WORK TO COMPLETE →
Since the data must remain as supplied, reproduce it word for word.

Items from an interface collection
[Start of section]

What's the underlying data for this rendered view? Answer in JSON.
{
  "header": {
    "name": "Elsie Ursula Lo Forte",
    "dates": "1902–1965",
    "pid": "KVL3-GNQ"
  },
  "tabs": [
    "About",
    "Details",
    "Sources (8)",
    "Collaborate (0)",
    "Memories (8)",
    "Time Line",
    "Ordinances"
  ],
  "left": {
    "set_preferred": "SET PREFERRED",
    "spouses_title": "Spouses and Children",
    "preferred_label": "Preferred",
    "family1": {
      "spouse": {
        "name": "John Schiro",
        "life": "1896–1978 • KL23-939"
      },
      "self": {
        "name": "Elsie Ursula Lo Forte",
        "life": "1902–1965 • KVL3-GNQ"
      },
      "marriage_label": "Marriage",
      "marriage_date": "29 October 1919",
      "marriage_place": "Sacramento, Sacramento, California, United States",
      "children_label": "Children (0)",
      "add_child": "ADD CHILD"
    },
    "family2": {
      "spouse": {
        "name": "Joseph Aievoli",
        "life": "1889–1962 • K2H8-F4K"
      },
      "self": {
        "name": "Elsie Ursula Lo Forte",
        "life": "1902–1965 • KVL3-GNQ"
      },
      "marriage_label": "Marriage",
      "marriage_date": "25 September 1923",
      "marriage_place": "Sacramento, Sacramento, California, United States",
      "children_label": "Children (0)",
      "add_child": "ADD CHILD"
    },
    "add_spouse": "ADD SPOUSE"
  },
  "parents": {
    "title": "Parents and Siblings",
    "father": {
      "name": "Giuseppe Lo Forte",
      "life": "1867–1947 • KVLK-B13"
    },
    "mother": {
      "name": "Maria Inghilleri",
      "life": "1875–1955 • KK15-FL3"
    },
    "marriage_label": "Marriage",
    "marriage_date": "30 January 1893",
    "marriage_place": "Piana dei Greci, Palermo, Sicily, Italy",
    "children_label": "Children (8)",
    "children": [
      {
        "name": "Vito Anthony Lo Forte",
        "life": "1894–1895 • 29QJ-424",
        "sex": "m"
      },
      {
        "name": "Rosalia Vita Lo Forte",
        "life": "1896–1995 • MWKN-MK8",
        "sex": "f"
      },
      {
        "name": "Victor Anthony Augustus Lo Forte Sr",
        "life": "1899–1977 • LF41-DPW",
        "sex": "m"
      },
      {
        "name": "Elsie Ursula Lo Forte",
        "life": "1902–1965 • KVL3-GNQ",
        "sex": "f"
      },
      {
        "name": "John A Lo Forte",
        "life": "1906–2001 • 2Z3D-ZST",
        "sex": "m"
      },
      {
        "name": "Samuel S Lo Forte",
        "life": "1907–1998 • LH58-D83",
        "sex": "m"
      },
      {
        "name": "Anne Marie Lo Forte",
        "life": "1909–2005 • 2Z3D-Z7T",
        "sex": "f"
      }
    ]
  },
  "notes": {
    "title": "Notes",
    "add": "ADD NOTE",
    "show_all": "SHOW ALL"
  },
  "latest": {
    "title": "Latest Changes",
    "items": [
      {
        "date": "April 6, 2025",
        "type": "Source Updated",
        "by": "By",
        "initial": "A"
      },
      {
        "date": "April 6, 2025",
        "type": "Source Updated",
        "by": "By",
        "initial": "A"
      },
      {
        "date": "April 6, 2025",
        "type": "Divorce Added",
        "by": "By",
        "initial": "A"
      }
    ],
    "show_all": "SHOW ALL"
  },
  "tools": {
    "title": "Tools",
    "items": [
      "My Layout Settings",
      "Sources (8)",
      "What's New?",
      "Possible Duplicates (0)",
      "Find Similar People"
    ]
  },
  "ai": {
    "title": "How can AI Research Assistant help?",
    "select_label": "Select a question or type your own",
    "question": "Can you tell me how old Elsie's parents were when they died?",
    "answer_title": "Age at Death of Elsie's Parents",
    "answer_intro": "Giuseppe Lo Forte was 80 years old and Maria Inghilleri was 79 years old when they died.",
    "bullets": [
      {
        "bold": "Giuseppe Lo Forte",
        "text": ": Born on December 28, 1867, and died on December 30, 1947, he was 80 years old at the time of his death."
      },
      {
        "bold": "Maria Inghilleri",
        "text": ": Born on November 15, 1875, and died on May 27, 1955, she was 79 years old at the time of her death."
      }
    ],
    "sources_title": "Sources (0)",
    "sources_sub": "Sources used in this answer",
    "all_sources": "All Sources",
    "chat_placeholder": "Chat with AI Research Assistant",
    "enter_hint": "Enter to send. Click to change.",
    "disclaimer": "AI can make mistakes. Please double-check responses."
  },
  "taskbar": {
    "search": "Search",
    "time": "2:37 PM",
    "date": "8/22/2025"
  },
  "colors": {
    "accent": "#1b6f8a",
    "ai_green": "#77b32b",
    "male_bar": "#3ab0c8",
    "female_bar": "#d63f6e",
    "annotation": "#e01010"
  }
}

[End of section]

EXPECTED ANSWER →
What's the underlying data for this rendered view? Answer in JSON.
{
  "header": {
    "name": "Elsie Ursula Lo Forte",
    "dates": "1902–1965",
    "pid": "KVL3-GNQ"
  },
  "tabs": [
    "About",
    "Details",
    "Sources (8)",
    "Collaborate (0)",
    "Memories (8)",
    "Time Line",
    "Ordinances"
  ],
  "left": {
    "set_preferred": "SET PREFERRED",
    "spouses_title": "Spouses and Children",
    "preferred_label": "Preferred",
    "family1": {
      "spouse": {
        "name": "John Schiro",
        "life": "1896–1978 • KL23-939"
      },
      "self": {
        "name": "Elsie Ursula Lo Forte",
        "life": "1902–1965 • KVL3-GNQ"
      },
      "marriage_label": "Marriage",
      "marriage_date": "29 October 1919",
      "marriage_place": "Sacramento, Sacramento, California, United States",
      "children_label": "Children (0)",
      "add_child": "ADD CHILD"
    },
    "family2": {
      "spouse": {
        "name": "Joseph Aievoli",
        "life": "1889–1962 • K2H8-F4K"
      },
      "self": {
        "name": "Elsie Ursula Lo Forte",
        "life": "1902–1965 • KVL3-GNQ"
      },
      "marriage_label": "Marriage",
      "marriage_date": "25 September 1923",
      "marriage_place": "Sacramento, Sacramento, California, United States",
      "children_label": "Children (0)",
      "add_child": "ADD CHILD"
    },
    "add_spouse": "ADD SPOUSE"
  },
  "parents": {
    "title": "Parents and Siblings",
    "father": {
      "name": "Giuseppe Lo Forte",
      "life": "1867–1947 • KVLK-B13"
    },
    "mother": {
      "name": "Maria Inghilleri",
      "life": "1875–1955 • KK15-FL3"
    },
    "marriage_label": "Marriage",
    "marriage_date": "30 January 1893",
    "marriage_place": "Piana dei Greci, Palermo, Sicily, Italy",
    "children_label": "Children (8)",
    "children": [
      {
        "name": "Vito Anthony Lo Forte",
        "life": "1894–1895 • 29QJ-424",
        "sex": "m"
      },
      {
        "name": "Rosalia Vita Lo Forte",
        "life": "1896–1995 • MWKN-MK8",
        "sex": "f"
      },
      {
        "name": "Victor Anthony Augustus Lo Forte Sr",
        "life": "1899–1977 • LF41-DPW",
        "sex": "m"
      },
      {
        "name": "Elsie Ursula Lo Forte",
        "life": "1902–1965 • KVL3-GNQ",
        "sex": "f"
      },
      {
        "name": "John A Lo Forte",
        "life": "1906–2001 • 2Z3D-ZST",
        "sex": "m"
      },
      {
        "name": "Samuel S Lo Forte",
        "life": "1907–1998 • LH58-D83",
        "sex": "m"
      },
      {
        "name": "Anne Marie Lo Forte",
        "life": "1909–2005 • 2Z3D-Z7T",
        "sex": "f"
      }
    ]
  },
  "notes": {
    "title": "Notes",
    "add": "ADD NOTE",
    "show_all": "SHOW ALL"
  },
  "latest": {
    "title": "Latest Changes",
    "items": [
      {
        "date": "April 6, 2025",
        "type": "Source Updated",
        "by": "By",
        "initial": "A"
      },
      {
        "date": "April 6, 2025",
        "type": "Source Updated",
        "by": "By",
        "initial": "A"
      },
      {
        "date": "April 6, 2025",
        "type": "Divorce Added",
        "by": "By",
        "initial": "A"
      }
    ],
    "show_all": "SHOW ALL"
  },
  "tools": {
    "title": "Tools",
    "items": [
      "My Layout Settings",
      "Sources (8)",
      "What's New?",
      "Possible Duplicates (0)",
      "Find Similar People"
    ]
  },
  "ai": {
    "title": "How can AI Research Assistant help?",
    "select_label": "Select a question or type your own",
    "question": "Can you tell me how old Elsie's parents were when they died?",
    "answer_title": "Age at Death of Elsie's Parents",
    "answer_intro": "Giuseppe Lo Forte was 80 years old and Maria Inghilleri was 79 years old when they died.",
    "bullets": [
      {
        "bold": "Giuseppe Lo Forte",
        "text": ": Born on December 28, 1867, and died on December 30, 1947, he was 80 years old at the time of his death."
      },
      {
        "bold": "Maria Inghilleri",
        "text": ": Born on November 15, 1875, and died on May 27, 1955, she was 79 years old at the time of her death."
      }
    ],
    "sources_title": "Sources (0)",
    "sources_sub": "Sources used in this answer",
    "all_sources": "All Sources",
    "chat_placeholder": "Chat with AI Research Assistant",
    "enter_hint": "Enter to send. Click to change.",
    "disclaimer": "AI can make mistakes. Please double-check responses."
  },
  "taskbar": {
    "search": "Search",
    "time": "2:37 PM",
    "date": "8/22/2025"
  },
  "colors": {
    "accent": "#1b6f8a",
    "ai_green": "#77b32b",
    "male_bar": "#3ab0c8",
    "female_bar": "#d63f6e",
    "annotation": "#e01010"
  }
}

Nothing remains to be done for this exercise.